[Opening INFORMATION SHOWN section]

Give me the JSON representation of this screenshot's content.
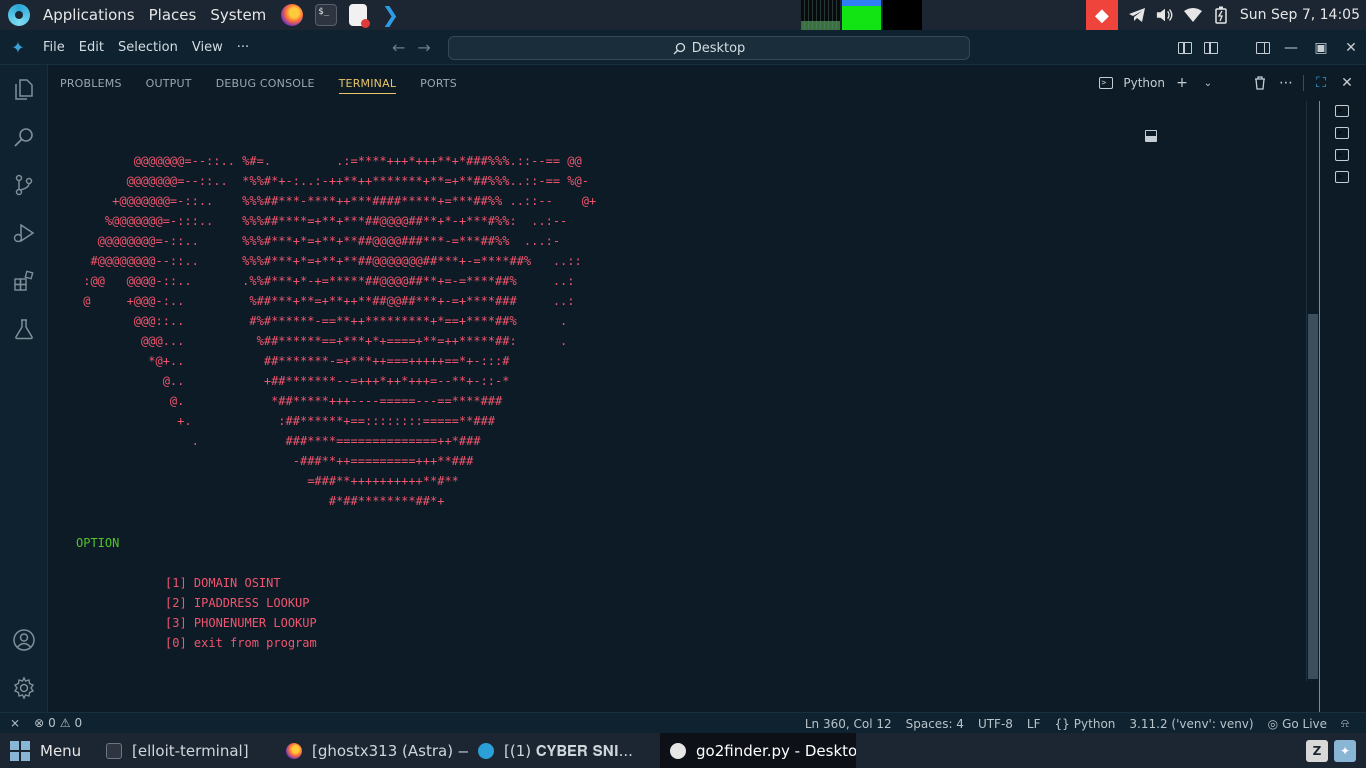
{
  "system_panel": {
    "menus": [
      "Applications",
      "Places",
      "System"
    ],
    "launchers": [
      "firefox-icon",
      "terminal-icon",
      "text-editor-icon",
      "vscode-icon"
    ],
    "clock": "Sun Sep 7, 14:05"
  },
  "titlebar": {
    "menu": [
      "File",
      "Edit",
      "Selection",
      "View",
      "···"
    ],
    "search": "Desktop"
  },
  "panel": {
    "tabs": [
      "PROBLEMS",
      "OUTPUT",
      "DEBUG CONSOLE",
      "TERMINAL",
      "PORTS"
    ],
    "active_tab": "TERMINAL",
    "profile_label": "Python"
  },
  "terminal": {
    "art": [
      "        @@@@@@@=--::.. %#=.         .:=****+++*+++**+*###%%%.::--== @@",
      "       @@@@@@@=--::..  *%%#*+-:..:-++**++*******+**=+**##%%%..::-== %@-",
      "     +@@@@@@@=-::..    %%%##***-****++***####*****+=***##%% ..::--    @+",
      "    %@@@@@@@=-:::..    %%%##****=+**+***##@@@@##**+*-+***#%%:  ..:--",
      "   @@@@@@@@=-::..      %%%#***+*=+**+**##@@@@###***-=***##%%  ...:-",
      "  #@@@@@@@@--::..      %%%#***+*=+**+**##@@@@@@@##***+-=****##%   ..::",
      " :@@   @@@@-::..       .%%#***+*-+=*****##@@@@##**+=-=****##%     ..:",
      " @     +@@@-:..         %##***+**=+**++**##@@##***+-=+****###     ..:",
      "        @@@::..         #%#******-==**++*********+*==+****##%      .",
      "         @@@...          %##******==+***+*+====+**=++*****##:      .",
      "          *@+..           ##*******-=+***++===+++++==*+-:::#",
      "            @..           +##*******--=+++*++*+++=--**+-::-*",
      "             @.            *##*****+++----=====---==****###",
      "              +.            :##******+==::::::::=====**###",
      "                .            ###****==============++*###",
      "                              -###**++=========+++**###",
      "                                =###**++++++++++**#**",
      "                                   #*##********##*+"
    ],
    "option_title": "OPTION",
    "options": [
      "[1] DOMAIN OSINT",
      "[2] IPADDRESS LOOKUP",
      "[3] PHONENUMER LOOKUP",
      "[0] exit from program"
    ]
  },
  "statusbar": {
    "errors": "0",
    "warnings": "0",
    "position": "Ln 360, Col 12",
    "spaces": "Spaces: 4",
    "encoding": "UTF-8",
    "eol": "LF",
    "language": "Python",
    "interpreter": "3.11.2 ('venv': venv)",
    "golive": "Go Live"
  },
  "taskbar": {
    "menu_label": "Menu",
    "tasks": [
      {
        "label": "[elloit-terminal]",
        "icon": "terminal-icon"
      },
      {
        "label": "[ghostx313 (Astra) — ...",
        "icon": "firefox-icon"
      },
      {
        "label": "[(1) 𝐂𝐘𝐁𝐄𝐑 𝐒𝐍𝐈...",
        "icon": "telegram-icon"
      },
      {
        "label": "go2finder.py - Deskto...",
        "icon": "vscode-icon"
      }
    ]
  },
  "colors": {
    "accent": "#e8c468",
    "terminal_red": "#f0556e",
    "terminal_green": "#52c22a",
    "panel_bg": "#0d1b26"
  }
}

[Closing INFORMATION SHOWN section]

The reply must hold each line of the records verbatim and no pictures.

### COMPLETED EXERCISE
Give me the JSON representation of this screenshot's content.
{
  "system_panel": {
    "menus": [
      "Applications",
      "Places",
      "System"
    ],
    "launchers": [
      "firefox-icon",
      "terminal-icon",
      "text-editor-icon",
      "vscode-icon"
    ],
    "clock": "Sun Sep 7, 14:05"
  },
  "titlebar": {
    "menu": [
      "File",
      "Edit",
      "Selection",
      "View",
      "···"
    ],
    "search": "Desktop"
  },
  "panel": {
    "tabs": [
      "PROBLEMS",
      "OUTPUT",
      "DEBUG CONSOLE",
      "TERMINAL",
      "PORTS"
    ],
    "active_tab": "TERMINAL",
    "profile_label": "Python"
  },
  "terminal": {
    "art": [
      "        @@@@@@@=--::.. %#=.         .:=****+++*+++**+*###%%%.::--== @@",
      "       @@@@@@@=--::..  *%%#*+-:..:-++**++*******+**=+**##%%%..::-== %@-",
      "     +@@@@@@@=-::..    %%%##***-****++***####*****+=***##%% ..::--    @+",
      "    %@@@@@@@=-:::..    %%%##****=+**+***##@@@@##**+*-+***#%%:  ..:--",
      "   @@@@@@@@=-::..      %%%#***+*=+**+**##@@@@###***-=***##%%  ...:-",
      "  #@@@@@@@@--::..      %%%#***+*=+**+**##@@@@@@@##***+-=****##%   ..::",
      " :@@   @@@@-::..       .%%#***+*-+=*****##@@@@##**+=-=****##%     ..:",
      " @     +@@@-:..         %##***+**=+**++**##@@##***+-=+****###     ..:",
      "        @@@::..         #%#******-==**++*********+*==+****##%      .",
      "         @@@...          %##******==+***+*+====+**=++*****##:      .",
      "          *@+..           ##*******-=+***++===+++++==*+-:::#",
      "            @..           +##*******--=+++*++*+++=--**+-::-*",
      "             @.            *##*****+++----=====---==****###",
      "              +.            :##******+==::::::::=====**###",
      "                .            ###****==============++*###",
      "                              -###**++=========+++**###",
      "                                =###**++++++++++**#**",
      "                                   #*##********##*+"
    ],
    "option_title": "OPTION",
    "options": [
      "[1] DOMAIN OSINT",
      "[2] IPADDRESS LOOKUP",
      "[3] PHONENUMER LOOKUP",
      "[0] exit from program"
    ]
  },
  "statusbar": {
    "errors": "0",
    "warnings": "0",
    "position": "Ln 360, Col 12",
    "spaces": "Spaces: 4",
    "encoding": "UTF-8",
    "eol": "LF",
    "language": "Python",
    "interpreter": "3.11.2 ('venv': venv)",
    "golive": "Go Live"
  },
  "taskbar": {
    "menu_label": "Menu",
    "tasks": [
      {
        "label": "[elloit-terminal]",
        "icon": "terminal-icon"
      },
      {
        "label": "[ghostx313 (Astra) — ...",
        "icon": "firefox-icon"
      },
      {
        "label": "[(1) 𝐂𝐘𝐁𝐄𝐑 𝐒𝐍𝐈...",
        "icon": "telegram-icon"
      },
      {
        "label": "go2finder.py - Deskto...",
        "icon": "vscode-icon"
      }
    ]
  },
  "colors": {
    "accent": "#e8c468",
    "terminal_red": "#f0556e",
    "terminal_green": "#52c22a",
    "panel_bg": "#0d1b26"
  }
}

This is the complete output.